New York Today: Sinatra?s Stomping Ground

By Jonathan Wolfe 7-9 minutes
New York Today
Eliot Weisman, Frank Sinatra?s former manager, at Patsy?s Italian restaurant in Manhattan on Friday.
Credit…Rick Loomis for The New York Times

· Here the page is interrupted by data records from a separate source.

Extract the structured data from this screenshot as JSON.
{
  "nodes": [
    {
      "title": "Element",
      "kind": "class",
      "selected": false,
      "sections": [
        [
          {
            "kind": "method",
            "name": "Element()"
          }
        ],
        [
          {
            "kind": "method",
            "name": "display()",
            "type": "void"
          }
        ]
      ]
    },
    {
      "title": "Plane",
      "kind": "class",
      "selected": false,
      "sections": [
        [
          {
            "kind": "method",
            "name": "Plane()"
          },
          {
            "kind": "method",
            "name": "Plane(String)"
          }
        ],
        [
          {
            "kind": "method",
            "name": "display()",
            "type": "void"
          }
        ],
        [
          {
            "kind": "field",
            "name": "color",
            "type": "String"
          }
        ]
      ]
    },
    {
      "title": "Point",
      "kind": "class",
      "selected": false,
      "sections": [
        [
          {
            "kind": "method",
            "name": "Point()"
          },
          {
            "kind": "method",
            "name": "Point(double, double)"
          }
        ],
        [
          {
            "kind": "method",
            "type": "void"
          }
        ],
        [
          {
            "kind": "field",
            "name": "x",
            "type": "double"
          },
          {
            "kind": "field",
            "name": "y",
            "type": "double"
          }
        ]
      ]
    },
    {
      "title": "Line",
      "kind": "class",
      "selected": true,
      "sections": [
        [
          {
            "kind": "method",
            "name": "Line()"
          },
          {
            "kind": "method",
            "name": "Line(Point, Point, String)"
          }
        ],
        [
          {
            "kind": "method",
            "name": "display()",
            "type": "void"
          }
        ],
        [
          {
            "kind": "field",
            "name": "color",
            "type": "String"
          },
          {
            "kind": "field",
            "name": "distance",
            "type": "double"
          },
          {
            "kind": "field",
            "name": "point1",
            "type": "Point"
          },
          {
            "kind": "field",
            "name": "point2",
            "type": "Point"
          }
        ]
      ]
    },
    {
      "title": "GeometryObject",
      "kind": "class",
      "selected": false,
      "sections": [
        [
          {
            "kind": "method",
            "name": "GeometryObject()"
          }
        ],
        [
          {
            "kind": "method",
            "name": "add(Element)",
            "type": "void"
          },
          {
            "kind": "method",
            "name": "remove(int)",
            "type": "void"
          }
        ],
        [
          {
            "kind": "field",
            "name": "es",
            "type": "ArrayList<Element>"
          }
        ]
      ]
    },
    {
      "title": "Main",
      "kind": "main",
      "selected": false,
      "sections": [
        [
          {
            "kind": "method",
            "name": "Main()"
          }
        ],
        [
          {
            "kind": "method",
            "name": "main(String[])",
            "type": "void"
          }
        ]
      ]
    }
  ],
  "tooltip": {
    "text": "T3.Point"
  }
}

Good morning on this mostly cloudy Monday. It has been 20 years to the day since New York lost its adopted son, Frank Sinatra. The Voice was born in Hoboken, N.J., but he found his rhythm in our city. And we can still trace his operatic highs and lows ? professional or otherwise ? across dimly lit bar tops, white linen restaurant tables and opulent hotel rooms throughout the city. Arguably his favorite restaurant in the city was Patsy?s Italian Restaurant on 56th Street, where staff once opened on Thanksgiving Day just to cheer up a young, down-on-his luck Sinatra. At the restaurant?s bar, under a smiling statue of Old Blue Eyes, we recently met Eliot Weisman, Sinatra?s former manager, who told us about the side of the singer that few witnessed up close. ?Everyone saw him as a tough guy, but most of the time he was really quiet and even-keeled,? said Mr. Weisman, the author of ?The Way it Was: My Life With Frank Sinatra? and who has also represented stars like Sammy Davis Jr. and Liza Minnelli. ?He was the easiest guy to work with ? if you got it right.? ?And no one was bigger than Sinatra,? he added. Thanks to New York. Sinatra became the first modern pop star, in part, because of his early appearances in the 1940s at the Paramount Theater on 43rd Street (now a Hard Rock Cafe), which drew hundreds of teenage ?bobby soxers,? who would flout the 9 p.m. curfew established by the city and who started riots when they couldn?t hear him sing. The fever he incited in his fans was a precursor to the fandom that would later surround Elvis and the Beatles. Mr. Weisman, who began managing Sinatra in the mid-80s, said he was a ?true professional? who ?set the tempo? with those who worked for him. But even while he sold out concert halls across the globe, there was still one place that could make him nervous. ?Carnegie Hall, that?s the only place I ever felt him get the jitters,? Mr. Weisman said. ?He would say, ?Do you know the history of this place? All the greats who played here??? ?Backstage you?d notice strange movements and an impatience in him,? Mr. Weisman added, ?until he got out there and got through eight bars, then he?d get into it.? Sinatra, who had apartments at the Hampshire House on Central Park South and the Waldorf Astoria, eventually moved to Palm Springs, Calif., where he gave his final concert in 1995. ?He got older and his voice aged, but it didn?t take anything away from him,? Mr. Weisman said. ?Toward the end, even if he blew a lyric, people didn?t care. They just loved being in his presence.?